**The data:**
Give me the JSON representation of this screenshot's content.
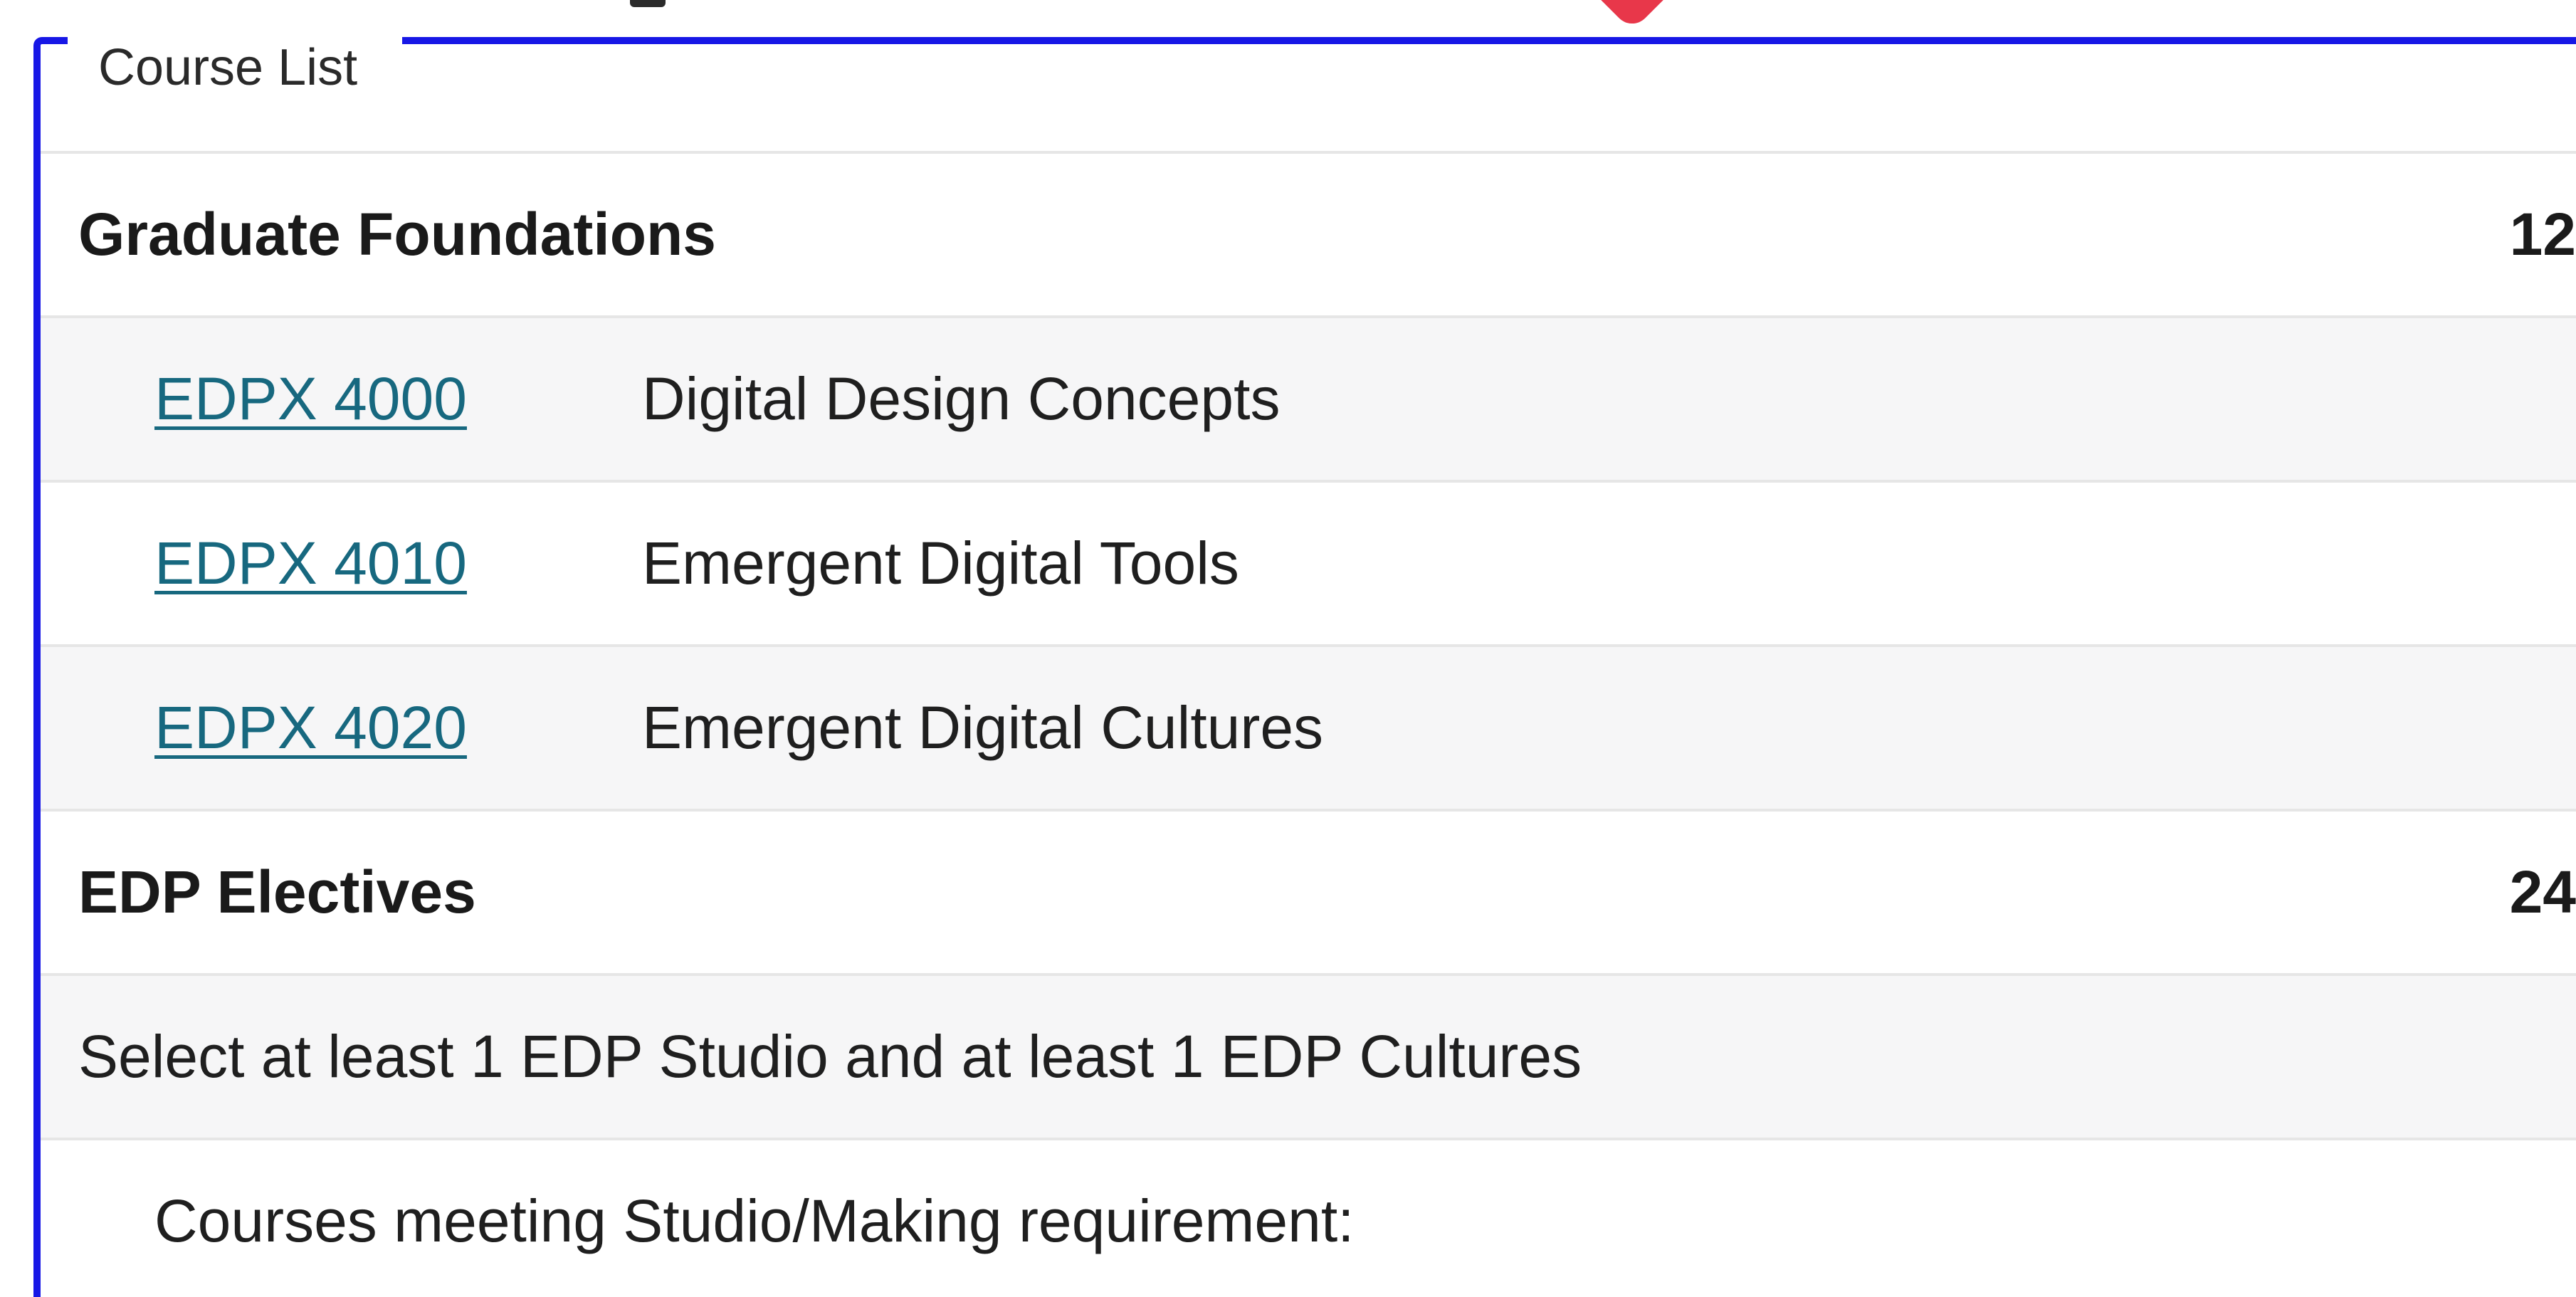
{
  "legend": "Course List",
  "colors": {
    "border_accent": "#1717e6",
    "link": "#17687f",
    "pin": "#e8374a",
    "row_alt": "#f6f6f7"
  },
  "sections": [
    {
      "title": "Graduate Foundations",
      "hours": "12",
      "courses": [
        {
          "code": "EDPX 4000",
          "title": "Digital Design Concepts"
        },
        {
          "code": "EDPX 4010",
          "title": "Emergent Digital Tools"
        },
        {
          "code": "EDPX 4020",
          "title": "Emergent Digital Cultures"
        }
      ]
    },
    {
      "title": "EDP Electives",
      "hours": "24",
      "note": "Select at least 1 EDP Studio and at least 1 EDP Cultures",
      "subheading": "Courses meeting Studio/Making requirement:"
    }
  ]
}
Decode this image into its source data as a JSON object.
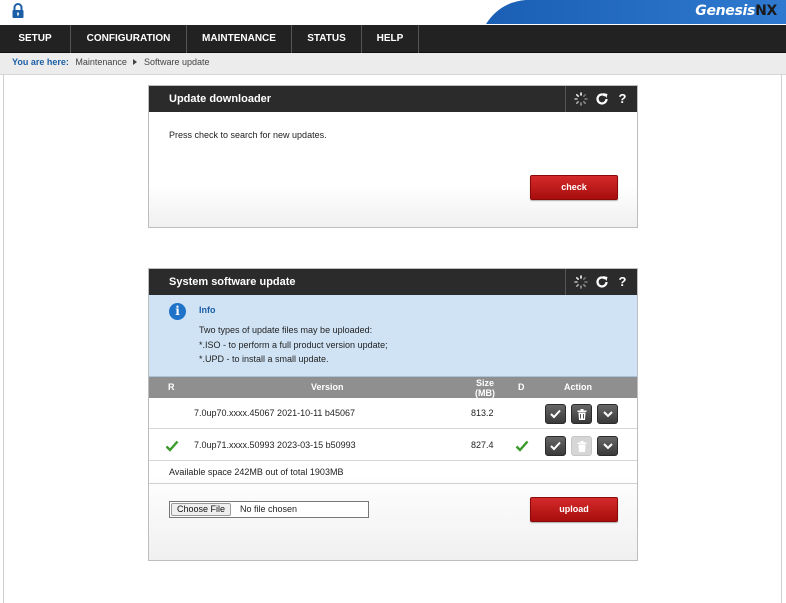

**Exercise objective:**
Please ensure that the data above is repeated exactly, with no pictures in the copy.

**Solved exercise:**
Give me the JSON representation of this screenshot's content.
{
  "legend": "Course List",
  "colors": {
    "border_accent": "#1717e6",
    "link": "#17687f",
    "pin": "#e8374a",
    "row_alt": "#f6f6f7"
  },
  "sections": [
    {
      "title": "Graduate Foundations",
      "hours": "12",
      "courses": [
        {
          "code": "EDPX 4000",
          "title": "Digital Design Concepts"
        },
        {
          "code": "EDPX 4010",
          "title": "Emergent Digital Tools"
        },
        {
          "code": "EDPX 4020",
          "title": "Emergent Digital Cultures"
        }
      ]
    },
    {
      "title": "EDP Electives",
      "hours": "24",
      "note": "Select at least 1 EDP Studio and at least 1 EDP Cultures",
      "subheading": "Courses meeting Studio/Making requirement:"
    }
  ]
}
Decode this image into its source data as a JSON object.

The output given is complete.